▸ **INSTRUCTIONS FOR THE TASK**: Omit the pictures, but give back every entry below exactly as written.
++++ RECORDED DATA
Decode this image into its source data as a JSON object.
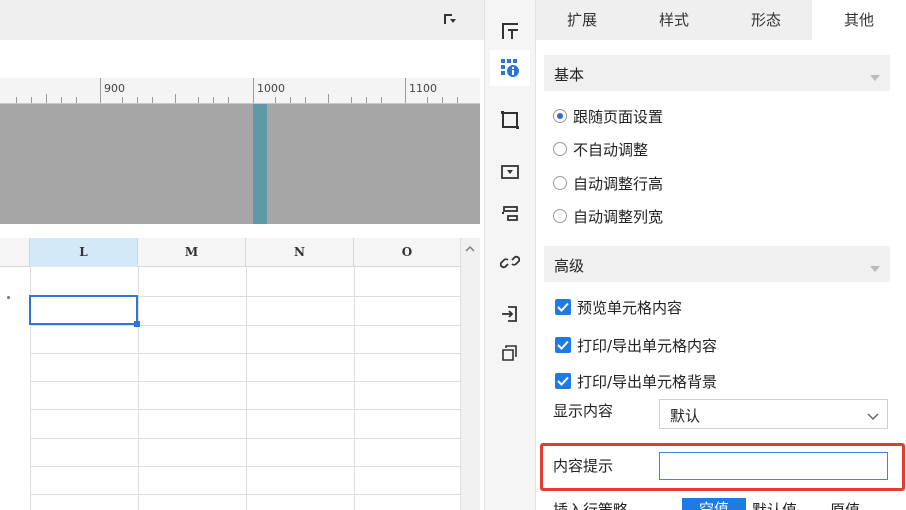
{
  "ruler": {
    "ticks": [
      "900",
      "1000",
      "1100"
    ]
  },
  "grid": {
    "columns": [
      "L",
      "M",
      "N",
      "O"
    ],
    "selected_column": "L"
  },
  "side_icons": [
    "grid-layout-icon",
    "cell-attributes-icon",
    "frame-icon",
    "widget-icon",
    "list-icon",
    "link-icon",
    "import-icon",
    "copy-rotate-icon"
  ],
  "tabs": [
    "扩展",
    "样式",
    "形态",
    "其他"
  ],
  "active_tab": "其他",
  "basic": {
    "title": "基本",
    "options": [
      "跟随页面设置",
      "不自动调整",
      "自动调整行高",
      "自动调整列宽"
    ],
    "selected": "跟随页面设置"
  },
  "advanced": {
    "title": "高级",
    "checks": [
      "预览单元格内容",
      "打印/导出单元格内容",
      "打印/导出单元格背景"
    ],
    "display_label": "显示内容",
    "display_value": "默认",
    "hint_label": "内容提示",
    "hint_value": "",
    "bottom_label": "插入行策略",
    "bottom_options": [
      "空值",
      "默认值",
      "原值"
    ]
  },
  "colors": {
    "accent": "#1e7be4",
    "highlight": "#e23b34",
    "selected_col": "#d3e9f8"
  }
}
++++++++
▸ **ANSWER SPACE**:
Decode this image into its source data as a JSON object.
{
  "ruler": {
    "ticks": [
      "900",
      "1000",
      "1100"
    ]
  },
  "grid": {
    "columns": [
      "L",
      "M",
      "N",
      "O"
    ],
    "selected_column": "L"
  },
  "side_icons": [
    "grid-layout-icon",
    "cell-attributes-icon",
    "frame-icon",
    "widget-icon",
    "list-icon",
    "link-icon",
    "import-icon",
    "copy-rotate-icon"
  ],
  "tabs": [
    "扩展",
    "样式",
    "形态",
    "其他"
  ],
  "active_tab": "其他",
  "basic": {
    "title": "基本",
    "options": [
      "跟随页面设置",
      "不自动调整",
      "自动调整行高",
      "自动调整列宽"
    ],
    "selected": "跟随页面设置"
  },
  "advanced": {
    "title": "高级",
    "checks": [
      "预览单元格内容",
      "打印/导出单元格内容",
      "打印/导出单元格背景"
    ],
    "display_label": "显示内容",
    "display_value": "默认",
    "hint_label": "内容提示",
    "hint_value": "",
    "bottom_label": "插入行策略",
    "bottom_options": [
      "空值",
      "默认值",
      "原值"
    ]
  },
  "colors": {
    "accent": "#1e7be4",
    "highlight": "#e23b34",
    "selected_col": "#d3e9f8"
  }
}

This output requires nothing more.